EXERCISE DETAILS: The whole listing is to be given again without alteration, except that its pictures are dropped.

DATA SHOWN:
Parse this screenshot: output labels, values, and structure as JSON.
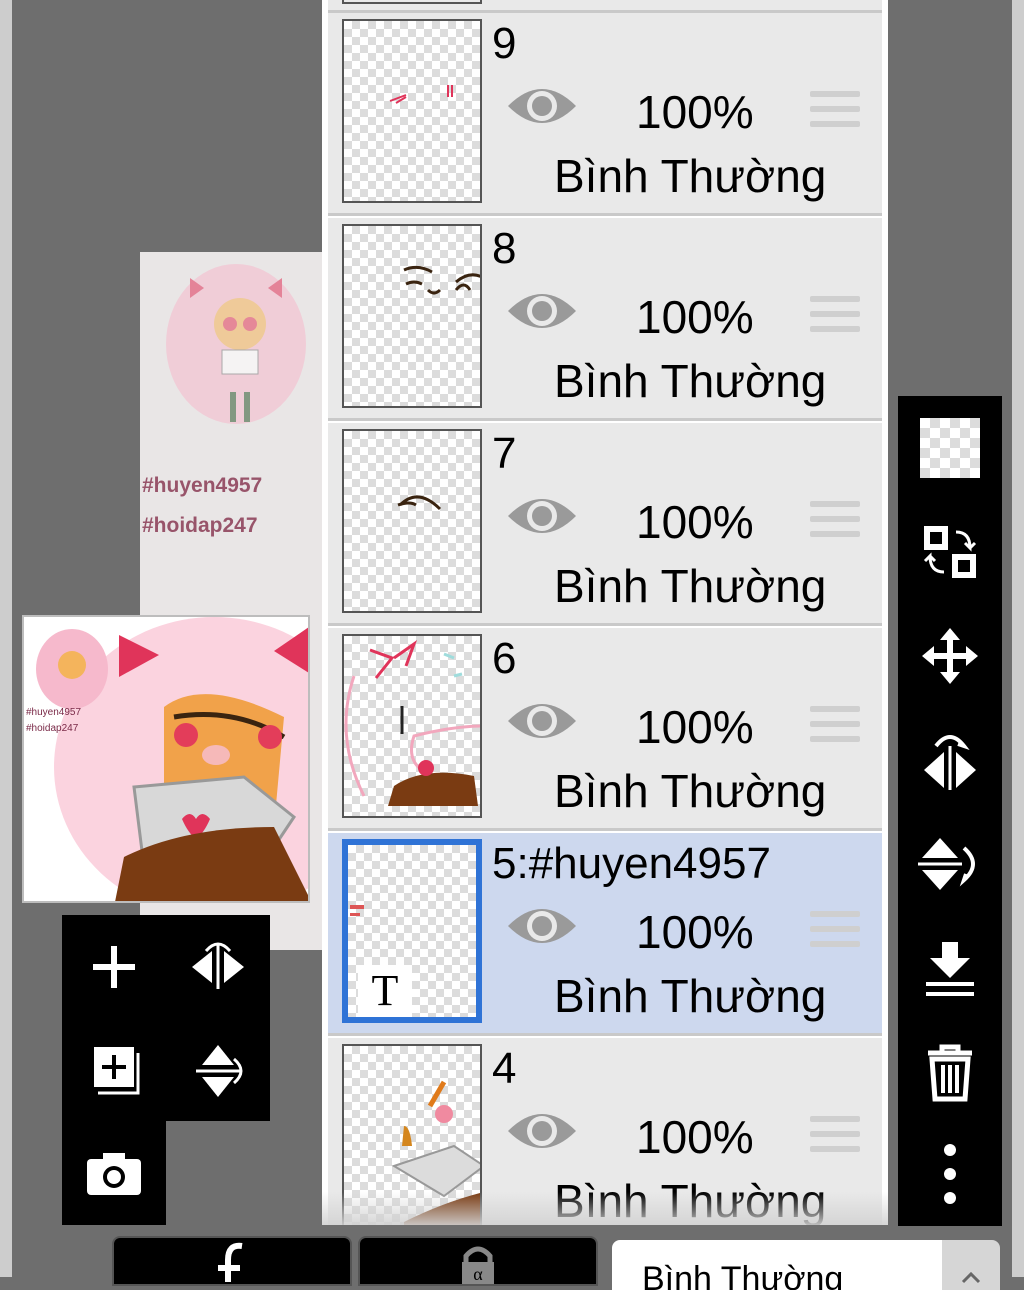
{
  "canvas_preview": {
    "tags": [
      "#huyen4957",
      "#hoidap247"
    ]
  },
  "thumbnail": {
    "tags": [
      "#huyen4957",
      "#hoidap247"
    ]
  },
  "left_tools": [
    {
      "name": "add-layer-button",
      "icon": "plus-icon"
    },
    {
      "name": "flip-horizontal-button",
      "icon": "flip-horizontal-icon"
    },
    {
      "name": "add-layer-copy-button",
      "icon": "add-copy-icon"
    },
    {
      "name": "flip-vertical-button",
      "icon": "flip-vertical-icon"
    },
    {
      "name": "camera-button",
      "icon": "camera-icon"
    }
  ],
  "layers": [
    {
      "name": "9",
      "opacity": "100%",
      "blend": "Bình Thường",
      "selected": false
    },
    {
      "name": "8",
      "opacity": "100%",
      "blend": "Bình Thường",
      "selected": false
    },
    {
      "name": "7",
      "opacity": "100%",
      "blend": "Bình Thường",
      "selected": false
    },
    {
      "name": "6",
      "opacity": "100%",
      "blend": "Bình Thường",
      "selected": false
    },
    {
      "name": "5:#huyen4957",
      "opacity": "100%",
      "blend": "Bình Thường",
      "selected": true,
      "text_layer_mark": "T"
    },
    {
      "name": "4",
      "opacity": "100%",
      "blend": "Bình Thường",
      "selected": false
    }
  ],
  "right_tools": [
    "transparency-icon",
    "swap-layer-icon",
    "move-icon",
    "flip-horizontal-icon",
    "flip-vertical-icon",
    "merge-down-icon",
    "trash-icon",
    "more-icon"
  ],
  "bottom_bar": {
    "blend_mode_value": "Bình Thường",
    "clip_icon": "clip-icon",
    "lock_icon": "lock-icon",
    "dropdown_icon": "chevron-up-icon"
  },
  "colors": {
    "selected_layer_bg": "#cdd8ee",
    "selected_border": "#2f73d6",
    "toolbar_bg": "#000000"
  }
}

ANSWER SPACE:
Parse this screenshot: output labels, values, and structure as JSON.
{
  "canvas_preview": {
    "tags": [
      "#huyen4957",
      "#hoidap247"
    ]
  },
  "thumbnail": {
    "tags": [
      "#huyen4957",
      "#hoidap247"
    ]
  },
  "left_tools": [
    {
      "name": "add-layer-button",
      "icon": "plus-icon"
    },
    {
      "name": "flip-horizontal-button",
      "icon": "flip-horizontal-icon"
    },
    {
      "name": "add-layer-copy-button",
      "icon": "add-copy-icon"
    },
    {
      "name": "flip-vertical-button",
      "icon": "flip-vertical-icon"
    },
    {
      "name": "camera-button",
      "icon": "camera-icon"
    }
  ],
  "layers": [
    {
      "name": "9",
      "opacity": "100%",
      "blend": "Bình Thường",
      "selected": false
    },
    {
      "name": "8",
      "opacity": "100%",
      "blend": "Bình Thường",
      "selected": false
    },
    {
      "name": "7",
      "opacity": "100%",
      "blend": "Bình Thường",
      "selected": false
    },
    {
      "name": "6",
      "opacity": "100%",
      "blend": "Bình Thường",
      "selected": false
    },
    {
      "name": "5:#huyen4957",
      "opacity": "100%",
      "blend": "Bình Thường",
      "selected": true,
      "text_layer_mark": "T"
    },
    {
      "name": "4",
      "opacity": "100%",
      "blend": "Bình Thường",
      "selected": false
    }
  ],
  "right_tools": [
    "transparency-icon",
    "swap-layer-icon",
    "move-icon",
    "flip-horizontal-icon",
    "flip-vertical-icon",
    "merge-down-icon",
    "trash-icon",
    "more-icon"
  ],
  "bottom_bar": {
    "blend_mode_value": "Bình Thường",
    "clip_icon": "clip-icon",
    "lock_icon": "lock-icon",
    "dropdown_icon": "chevron-up-icon"
  },
  "colors": {
    "selected_layer_bg": "#cdd8ee",
    "selected_border": "#2f73d6",
    "toolbar_bg": "#000000"
  }
}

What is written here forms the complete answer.